Bridging cultural misunderstandingsMufwene has high hopes for new book on African American English
By Shula Neuman
Salikoko Mufwene, Professor and Chairman of Linguistics, has spent much of his career researching the development of Creole languages in the Caribbean and in the southeast United States. After receiving his Ph.D. from Chicago in 1979, he taught for two years at the University of the West Indies and for 10 years at the University of Georgia, where he studied the emergence of Creole languages, particularly Gullah, a Creole language spoken by coastal African Americans in South Carolina and Georgia.
His most recent contribution to linguistics takes a turn into new territory -- African American English -- as the editor of African American English: Structure, History and Use, published this month.
How did you become involved in the study of African American English? I was critical of the literature on African American Vernacular English (AAVE), and specifically of theories of its development and of some of the ways people have accounted for its grammatical features, especially when they presented those features as if they were deviations from Standard English.
Why don't you consider AAVE a deviation from Standard English? In the first place, AAVE should not be compared to Standard English. It should be compared with other non-standard varieties of English spoken in North America -- Appalachian English or Ozark English, for example. There are no two varieties of English that are identical, but these varieties are very similar in structure with AAVE. Their syntactic features are very similar.
How do such varieties of English develop? All North American varieties of English are new varieties, and they are all the result of the restructuring of linguistic systems. Once English as it came from England reached North America, it never remained the same.
What should catch our attention is that even though African American English is different from Standard English, it shares so many features with white non-standard forms of English that we should try to understand the connection between these varieties of English, especially because they all developed concurrently.
How did they develop concurrently? It is not as if Africans arrived here and people were already speaking English. Many whites didn't speak English when they arrived here, and so were in a situation very similar to the Africans. Everyone was appropriating English as their new vernacular. It became their new means of communicating. During this process, nobody acquired English exactly the same way it was spoken by native speakers in the United Kingdom. In the process, English was restructured, a little more in some communities and a little less in others.
What do you hope to accomplish with your new book? This book accomplishes several things. First of all, it covers a wider range of features of African American English than any other work published before -- it is not just a discussion about the use of the verb "be" in African American English. Second, there is discussion of many other aspects of AAVE's system that are worth knowing about. Third, there are some chapters that focus on the communicative peculiarities that some sub-groups among African Americans use. For instance, it examines what strategies are used in verbal games among women, it looks at some of the vocabulary used by rap artists, and there is a discussion of the ways in which some less-educated people address each other.
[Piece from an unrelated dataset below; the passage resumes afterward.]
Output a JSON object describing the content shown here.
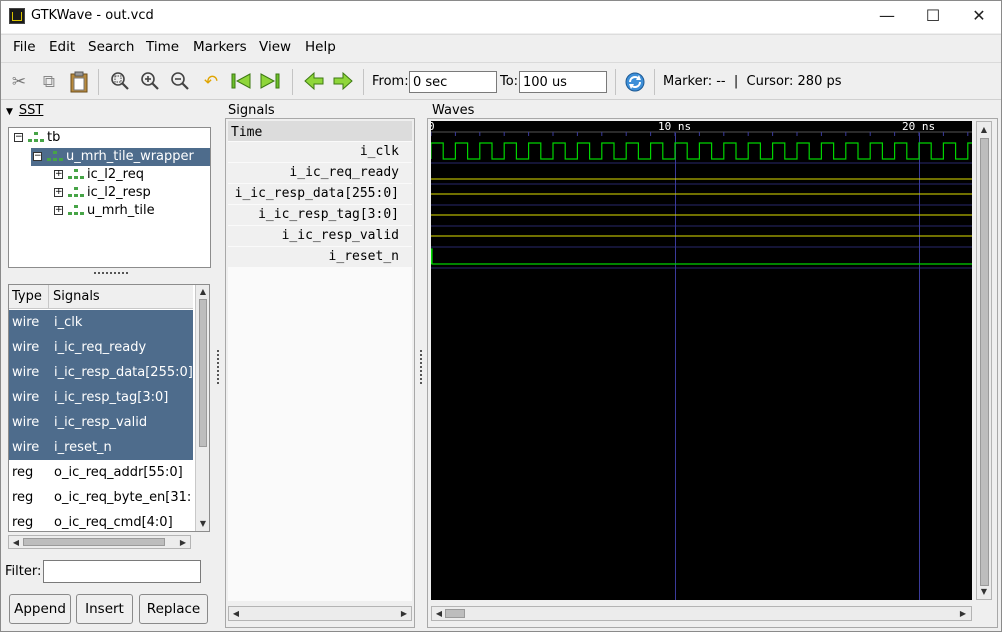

You mentioned that the book was geared toward a more general audience. Why did you chose this approach? This book is the first comprehensive book on African American English. For that reason we thought it should be less technical and written in a more accessible language than most linguistic studies.
It is my hope that this book can bridge cultural misunderstandings. In my experience of teaching AAVE to a mixed classroom, I have noticed that people have developed special relations and mutual respect for each other. I do hope that more people take classes on AAVE because, as a country, we need to develop respect for AAVE and similar varieties on all fronts. African Americans need to realize there is nothing wrong with the way they speak. At the same time, all people need to realize that there is a division of labor among the varieties of English; they cannot all be spoken everywhere.
What do you mean by "division of labor"? There is a way to speak in one's home and community and a way to speak in the business world. That is the way the world works. Everybody who speaks a non-standard variety of English may find it necessary to learn Standard English. If a person is not interested in functioning in the business world, they probably don't need Standard English. By the same token, if a person is going to be a teacher in the African American community, it is a professional imperative that they be familiar with African American English, just as if they were to teach English in China they would become familiar with Chinese.
Where do you see the research in this field going from here? We need more research on the role of social factors, social dynamics. We need to look at the patterns of social integration and segregation, the patterns of interaction between populations, the demographic proportions of different populations. We also need to study historical factors, such as arrival in this country. We should pay attention to all of these things when considering the history and evolution of any language.